### In summary

Analysis for The Conversation Curious Kids section by Dr Sara Webb from the Centre of Astrophysics and Supercomputing

What are gravitational waves? – Millie, age 10, Sydney

What a great question Millie!

To answer this we have to travel back in time, to the year 1916. This is the year famous physicist Albert Einstein published his general theory of relativity.

Einstein had figured out how to explain gravity within the Universe using maths. Gravity is the force that keeps us on Earth, and Earth orbiting around the Sun. Until 1916 there had been many theories to try and explain what gravity was and why it exists. But Einstein suggested that gravity was the bending of something called space-time.

You can think of space-time like the fabric of the Universe. It’s what makes up the space we live in. Without it we wouldn’t have a Universe, and that wouldn’t be very fun.

A space-time trampoline

Curved space-time is responsible for the effects of gravity. A trampoline is a great way for us to picture this on a flat surface.

Imagine you place a heavy bowling ball in the centre of a trampoline – its mass bends the fabric, and it creates a dip. Now, if we tried to roll a marble across the trampoline, it would roll inwards and around the bowling ball.

That’s all gravity is: the distortion of the space-time fabric, affecting how things move.

If a heavy thing like a bowling ball stretches the trampoline, a marble will roll towards it in a circle. Image: Author provided

This is what Einstein’s famous equations helped to explain – how we can expect space-time to move under different conditions. We know that in the Universe, nothing stands still. Everything is always moving, and when objects speed up through space-time, they can create small ripples, just like a pebble in a pond.

These ripples are what we call gravitational waves. Our Universe is likely full of these tiny waves, like an ocean with waves moving in all different directions.

But unlike the ocean, gravitational waves are incredibly small and won’t be rocking Earth about. When first predicted by Einstein, he doubted if we’d ever be able to detect them because of how teeny tiny they should be.

I would love to know what he would think today. Not only have we detected gravitational waves, but we’ve detected 90 unique events! This is one of the biggest achievements in physics, and how they did it was nothing short of amazing.

Squeeze and stretch

When a gravitational wave passes through Earth, it squeezes or stretches the whole planet in the direction it travels. If we tried to measure it with something like a ruler, the ruler would appear to be the same length because the numbers on the ruler would also be stretched or squeezed, and wouldn’t change.

But scientists have a trick: they can use light, because light can only travel a certain distance over a certain time. If space is stretched out, the light has to travel a little bit farther, and takes longer. Vice versa for when space in squeezed.

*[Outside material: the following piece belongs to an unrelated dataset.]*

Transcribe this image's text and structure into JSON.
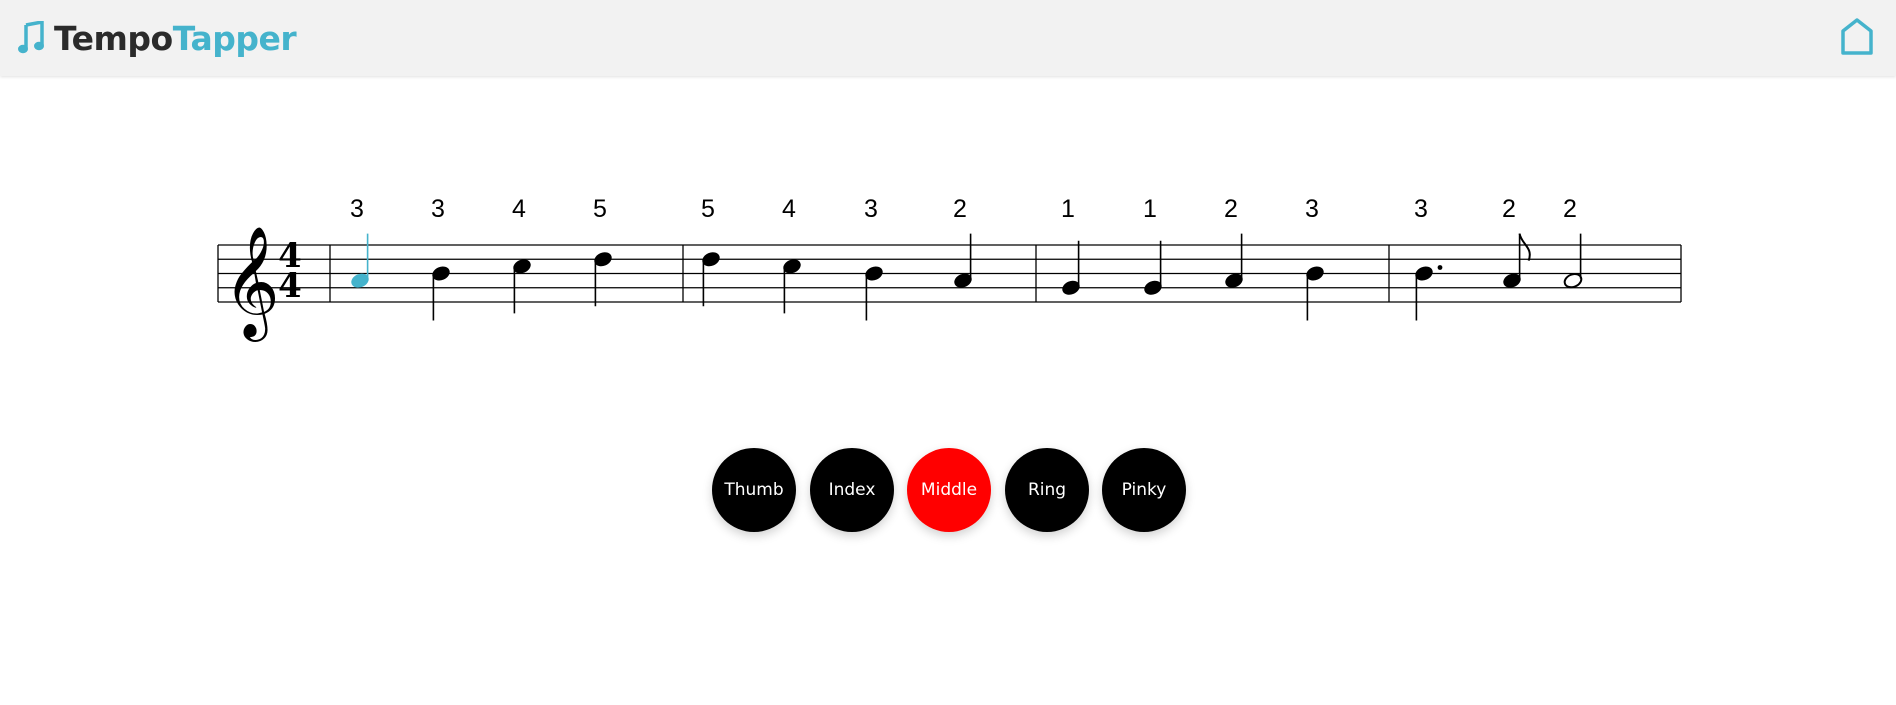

The trick to knowing if space has been squeezed or stretched is to measure it in two directions, and calculate the difference. Unfortunately for us it isn’t something that is easy to measure.

The difference in the distance we’re looking for is 1,000 times smaller then a really tiny particle called a proton. To really blow your mind, our bodies have around 10 octillion protons (10,000,000,000,000,000,000,000,000,000).

It’s an insanely small change we needed to detect, but thankfully clever scientists and engineers figured out a way to do it, and you can learn more about these detectors in the video below.

Gravitational waves have given us new eyes to our Universe, allowing us to “see” things like black holes and neutron stars crashing together – because we can finally detect the tiny ripples they create.

Gravitational Waves Explained

This article was originally published on The Conversation.

### Related articles

• Astronomy
• Science

#### Swinburne-led fungi experiment blasts off to the International Space Station

An experiment developed by Swinburne has been launched into space, containing three types of fungi: Lion’s Mane, Turkey’s Tail, and Cordyceps.
Monday 05 August 2024
• Technology
• Science
• Engineering

#### Victorian students drive green energy transition through international hydrogen competition

Swinburne’s KIOSC, in collaboration with Horizon Educational and Gippsland Tech School, co-hosted the Hydrogen Grand Prix in Melbourne.
Friday 26 July 2024
• Engineering

#### From solar panel recycling to AI in net-zero building: Swinburne partners in new ARC Industrial Transformation Research Hubs

Swinburne University of Technology is among the recipients of grants worth \$64 million by the Australian Research Council (ARC) for the development of two new Industrial Transformation Research Hubs.

Monday 29 July 2024
• Science

#### Skin, scales and fish tails: using collagen to turn fish guts into gold

New research from Swinburne could transform the sector by converting high value collagen proteins from seafood by-products into cosmetics, food, and pharmaceuticals.

Tuesday 02 July 2024
• Astronomy

#### High school students work with Swinburne astronomers on the future of space

Swinburne’s Youth Space Innovation Challenge has inspired over 330 Australian teenagers to pursue a career in STEM.

Friday 26 July 2024